It’s freakin cold outside.
I’m a little bit crook – not much – but my voice is croaky and my body is all kinds of NOPE. I’ve come down with the well known illness called “stress”. No, it’s not financial woes, or “omg my life is crumbling around me” woes, or even “my heart’s been broken” woes (I’m pretty sure that’s the least of my worries). Instead, I believe it’s empathy woes.

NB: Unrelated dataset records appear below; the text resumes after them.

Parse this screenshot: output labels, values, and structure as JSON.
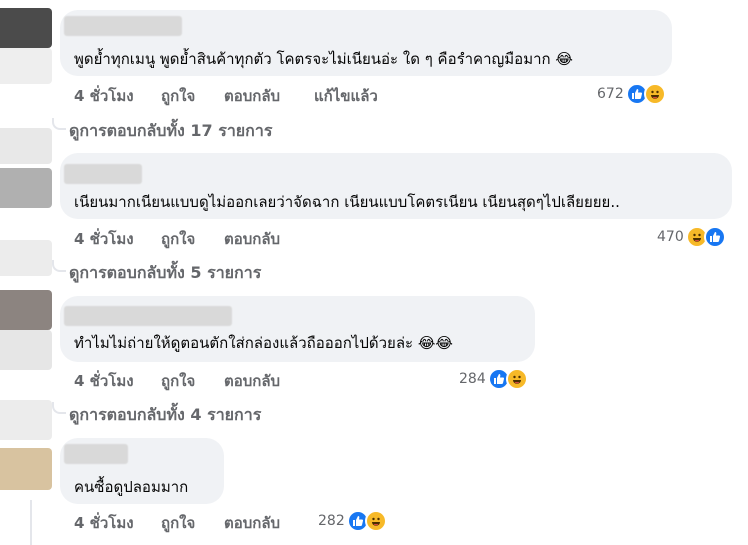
{
  "comments": [
    {
      "text": "พูดย้ำทุกเมนู พูดย้ำสินค้าทุกตัว โคตรจะไม่เนียนอ่ะ ใด ๆ คือรำคาญมือมาก 😂",
      "time": "4 ชั่วโมง",
      "like": "ถูกใจ",
      "reply": "ตอบกลับ",
      "edited": "แก้ไขแล้ว",
      "reaction_count": "672",
      "replies_link": "ดูการตอบกลับทั้ง 17 รายการ",
      "reaction_icons": [
        "like-icon",
        "haha-icon"
      ]
    },
    {
      "text": "เนียนมากเนียนแบบดูไม่ออกเลยว่าจัดฉาก เนียนแบบโคตรเนียน เนียนสุดๆไปเลียยยย..",
      "time": "4 ชั่วโมง",
      "like": "ถูกใจ",
      "reply": "ตอบกลับ",
      "reaction_count": "470",
      "replies_link": "ดูการตอบกลับทั้ง 5 รายการ",
      "reaction_icons": [
        "haha-icon",
        "like-icon"
      ]
    },
    {
      "text": "ทำไมไม่ถ่ายให้ดูตอนตักใส่กล่องแล้วถือออกไปด้วยล่ะ 😂😂",
      "time": "4 ชั่วโมง",
      "like": "ถูกใจ",
      "reply": "ตอบกลับ",
      "reaction_count": "284",
      "replies_link": "ดูการตอบกลับทั้ง 4 รายการ",
      "reaction_icons": [
        "like-icon",
        "haha-icon"
      ]
    },
    {
      "text": "คนซื้อดูปลอมมาก",
      "time": "4 ชั่วโมง",
      "like": "ถูกใจ",
      "reply": "ตอบกลับ",
      "reaction_count": "282",
      "reaction_icons": [
        "like-icon",
        "haha-icon"
      ]
    }
  ],
  "colors": {
    "bubble": "#f0f2f5",
    "meta_text": "#65676b",
    "like_blue": "#1877f2",
    "haha_yellow": "#f7b928"
  }
}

I had a mojito (or two) with a fellow street dweller the other night (he works for a charity, I work as a street performer… I figure we’re part of the same community of creative freaks, right?), and we were tackling the issues of the world: what we can do to make life better, why we do what we do, and how we do it. I realized (yet again, but I seem to need continued reminding for fear that the Fraud Police (thank you, Amanda Palmer)would come and hunt me down, that my drive is in smiles. I need to make sure people are smiling; that they (not just me) feel validated, that each and every person I meet on the street feels that they are recognized as an individual, and that they are acknowledged, understood and loved. Even if it’s just from a few seconds of eye contact and a brief smile. (Though, I must admit, I find this REALLY difficult to achieve when the person on the receiving end is a ridiculously attractive male… I’m fighting hard to battle this issue of self confidence in me, but that’s another story… haha).

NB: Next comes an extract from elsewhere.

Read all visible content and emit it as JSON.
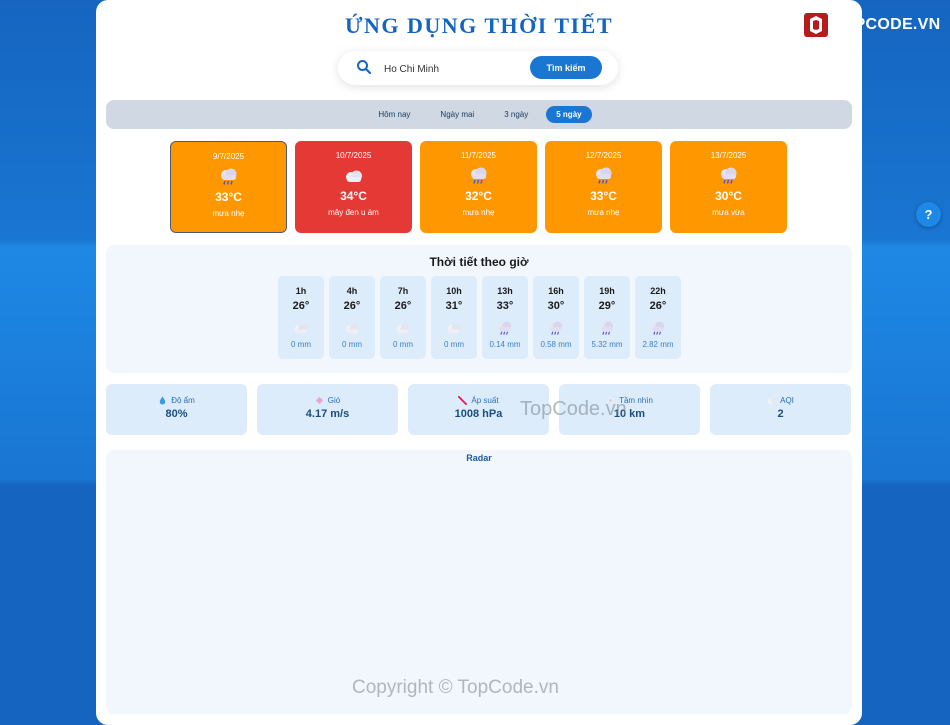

Anyway, I digress. If I’m not making people smile, I feel like I’m failing. If I don’t at least get acknowledged, I feel cheated on the ability to maybe share that secret smile with someone: and maybe help them feel better. Is that selfish? I feel like it might be.
But then my fellow street dwelling friend turned around and told me that NO. It’s not selfish. What we do is real; it impacts people beyond what we can sometimes even comprehend. Who knows? Maybe that shared smile helps a policy maker (this IS Washington DC, after all) feel better about themselves – which then would lead them on saying yes to a proposal that could lead on to saving millions of lives… or even just ten lives. How did he know? Because he met a woman who was directly affected by the work he does; after a childhood of homelessness, abuse, war and trauma; she was given a second chance, and has gone on to be a doctor and medical researcher.
Does that mean that I could potentially have a leave a permanent effect on society? Can music REALLY make that much of a difference? I sure as hell hope so – after all, that’s one of the main reasons I do it.
So yes. I’m run down because of empathy: having the world on my shoulders and being far too stubborn about the fact that I want to save it.
It was a good night… until the fellow street dweller finished the evening off by offering me a threesome with his girlfriend.
Ah, some people…